Many unrelated proteins and peptides can assemble into amyloid or amyloid-like nanostructures, all of which share the cross-β motif of repeat arrays of β-strands hydrogen-bonded along the fibril axis. Yet, paradoxically, structurally polymorphic fibrils may derive from the same initial polypeptide sequence. Here, solid-state nuclear magnetic resonance (SSNMR) analysis of amyloid-like fibrils of the peptide hIAPP20−29, corresponding to the region S20NNFGAILSS29 of the human islet amyloid polypeptide amylin, reveals that the peptide assembles into two amyloid-like forms, (1) and (2), which have distinct structures at the molecular level. Rotational resonance SSNMR measurements of 13C dipolar couplings between backbone F23 and I26 of hIAPP20−29 fibrils are consistent with form (1) having parallel β-strands and form (2) having antiparallel strands within the β-sheet layers of the protofilament units.

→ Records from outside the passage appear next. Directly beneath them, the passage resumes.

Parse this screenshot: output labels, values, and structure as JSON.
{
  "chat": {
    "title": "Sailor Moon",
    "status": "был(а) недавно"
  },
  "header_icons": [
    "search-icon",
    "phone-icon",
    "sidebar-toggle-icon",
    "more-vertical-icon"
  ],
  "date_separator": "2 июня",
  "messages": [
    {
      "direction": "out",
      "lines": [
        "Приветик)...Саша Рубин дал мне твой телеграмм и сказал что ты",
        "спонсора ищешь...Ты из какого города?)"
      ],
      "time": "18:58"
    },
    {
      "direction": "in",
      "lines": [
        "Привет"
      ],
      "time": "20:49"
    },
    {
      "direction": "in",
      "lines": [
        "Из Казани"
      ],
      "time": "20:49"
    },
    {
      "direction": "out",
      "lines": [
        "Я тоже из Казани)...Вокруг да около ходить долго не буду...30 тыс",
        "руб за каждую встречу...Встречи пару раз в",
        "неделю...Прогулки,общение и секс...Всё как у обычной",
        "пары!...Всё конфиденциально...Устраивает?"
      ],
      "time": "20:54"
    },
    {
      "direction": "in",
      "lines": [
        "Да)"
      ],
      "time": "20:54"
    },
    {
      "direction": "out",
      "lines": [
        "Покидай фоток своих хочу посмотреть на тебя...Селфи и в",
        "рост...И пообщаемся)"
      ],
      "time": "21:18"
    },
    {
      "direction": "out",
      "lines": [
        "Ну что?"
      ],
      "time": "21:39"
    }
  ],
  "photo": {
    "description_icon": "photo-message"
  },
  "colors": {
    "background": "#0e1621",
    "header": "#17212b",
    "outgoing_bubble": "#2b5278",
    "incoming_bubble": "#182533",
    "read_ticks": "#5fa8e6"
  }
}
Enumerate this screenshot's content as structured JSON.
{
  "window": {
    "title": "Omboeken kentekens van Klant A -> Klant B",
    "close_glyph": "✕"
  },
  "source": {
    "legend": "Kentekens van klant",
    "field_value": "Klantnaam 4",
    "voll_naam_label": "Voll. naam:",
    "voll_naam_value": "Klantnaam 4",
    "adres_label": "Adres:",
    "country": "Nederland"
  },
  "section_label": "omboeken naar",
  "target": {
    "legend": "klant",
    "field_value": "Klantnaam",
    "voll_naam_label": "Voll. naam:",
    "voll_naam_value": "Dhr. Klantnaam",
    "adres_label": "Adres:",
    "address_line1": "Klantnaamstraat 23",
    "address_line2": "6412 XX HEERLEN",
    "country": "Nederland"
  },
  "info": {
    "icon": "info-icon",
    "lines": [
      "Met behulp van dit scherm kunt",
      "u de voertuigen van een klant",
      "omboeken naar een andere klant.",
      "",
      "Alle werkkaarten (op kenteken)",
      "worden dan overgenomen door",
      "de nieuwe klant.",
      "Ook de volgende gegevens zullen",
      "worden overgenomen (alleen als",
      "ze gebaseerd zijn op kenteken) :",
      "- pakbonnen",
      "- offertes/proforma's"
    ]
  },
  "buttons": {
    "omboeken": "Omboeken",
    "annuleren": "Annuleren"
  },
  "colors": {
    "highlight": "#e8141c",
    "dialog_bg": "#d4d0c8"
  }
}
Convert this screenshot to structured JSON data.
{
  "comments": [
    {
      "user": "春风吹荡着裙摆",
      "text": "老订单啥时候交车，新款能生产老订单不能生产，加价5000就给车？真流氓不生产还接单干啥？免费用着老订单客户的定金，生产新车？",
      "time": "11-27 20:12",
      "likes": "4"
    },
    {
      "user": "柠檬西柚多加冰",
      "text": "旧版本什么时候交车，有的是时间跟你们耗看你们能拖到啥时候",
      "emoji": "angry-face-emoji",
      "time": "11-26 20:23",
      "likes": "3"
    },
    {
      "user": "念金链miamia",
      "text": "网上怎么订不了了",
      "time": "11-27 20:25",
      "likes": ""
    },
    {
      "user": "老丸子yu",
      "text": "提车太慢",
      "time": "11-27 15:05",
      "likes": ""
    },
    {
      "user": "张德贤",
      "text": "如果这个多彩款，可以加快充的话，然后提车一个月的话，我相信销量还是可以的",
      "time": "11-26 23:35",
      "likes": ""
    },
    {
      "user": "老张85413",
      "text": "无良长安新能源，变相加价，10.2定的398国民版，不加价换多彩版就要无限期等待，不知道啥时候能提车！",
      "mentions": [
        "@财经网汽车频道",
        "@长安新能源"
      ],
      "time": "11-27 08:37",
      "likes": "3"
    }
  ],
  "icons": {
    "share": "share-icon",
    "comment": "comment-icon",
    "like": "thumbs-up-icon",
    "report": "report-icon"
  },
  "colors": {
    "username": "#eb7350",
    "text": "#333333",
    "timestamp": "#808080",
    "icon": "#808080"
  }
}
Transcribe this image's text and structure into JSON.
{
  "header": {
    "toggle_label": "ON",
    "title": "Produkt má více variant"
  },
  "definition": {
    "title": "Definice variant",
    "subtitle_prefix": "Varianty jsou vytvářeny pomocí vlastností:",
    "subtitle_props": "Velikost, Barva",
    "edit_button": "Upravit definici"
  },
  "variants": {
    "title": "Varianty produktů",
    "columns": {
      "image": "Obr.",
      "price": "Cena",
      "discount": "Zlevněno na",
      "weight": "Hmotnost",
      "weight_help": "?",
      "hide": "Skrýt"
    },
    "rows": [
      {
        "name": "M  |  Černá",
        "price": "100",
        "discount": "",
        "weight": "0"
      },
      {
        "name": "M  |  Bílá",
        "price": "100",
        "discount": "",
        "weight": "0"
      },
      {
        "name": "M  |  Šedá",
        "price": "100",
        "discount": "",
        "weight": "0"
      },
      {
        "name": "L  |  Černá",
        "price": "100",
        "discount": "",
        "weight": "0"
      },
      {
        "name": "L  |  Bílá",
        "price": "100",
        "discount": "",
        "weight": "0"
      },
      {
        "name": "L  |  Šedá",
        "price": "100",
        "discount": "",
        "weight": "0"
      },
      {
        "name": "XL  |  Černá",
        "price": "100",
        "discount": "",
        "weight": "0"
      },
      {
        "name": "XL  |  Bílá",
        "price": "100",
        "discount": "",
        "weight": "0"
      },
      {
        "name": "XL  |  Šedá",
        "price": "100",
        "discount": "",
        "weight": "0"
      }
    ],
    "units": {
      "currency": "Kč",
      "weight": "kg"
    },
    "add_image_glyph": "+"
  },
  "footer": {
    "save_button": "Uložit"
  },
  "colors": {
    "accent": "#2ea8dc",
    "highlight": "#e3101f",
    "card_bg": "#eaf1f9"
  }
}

Seeding hIAPP20−29 with structurally homogeneous fibrils from a 30-residue amylin fragment (hIAPP8−37) produces morphologically homogeneous fibrils with similar NMR properties to form (1). A model for the architecture of the seeded fibrils is presented, based on the analysis of X-ray fiber diffraction data, combined with an extensive range of SSNMR constraints including chemical shifts, torsional angles, and interatomic distances. The model features a cross-β spine comprising two β-sheets with an interface defined by residues F23, A25, and L27, which form a hydrophobic zipper. We suggest that the energies of formation for fibril form containing antiparallel and parallel β-strands are similar when both configurations can be stabilized by a core of hydrophobic contacts, which has implications for the relationship between amino acid sequence and amyloid polymorphism in general.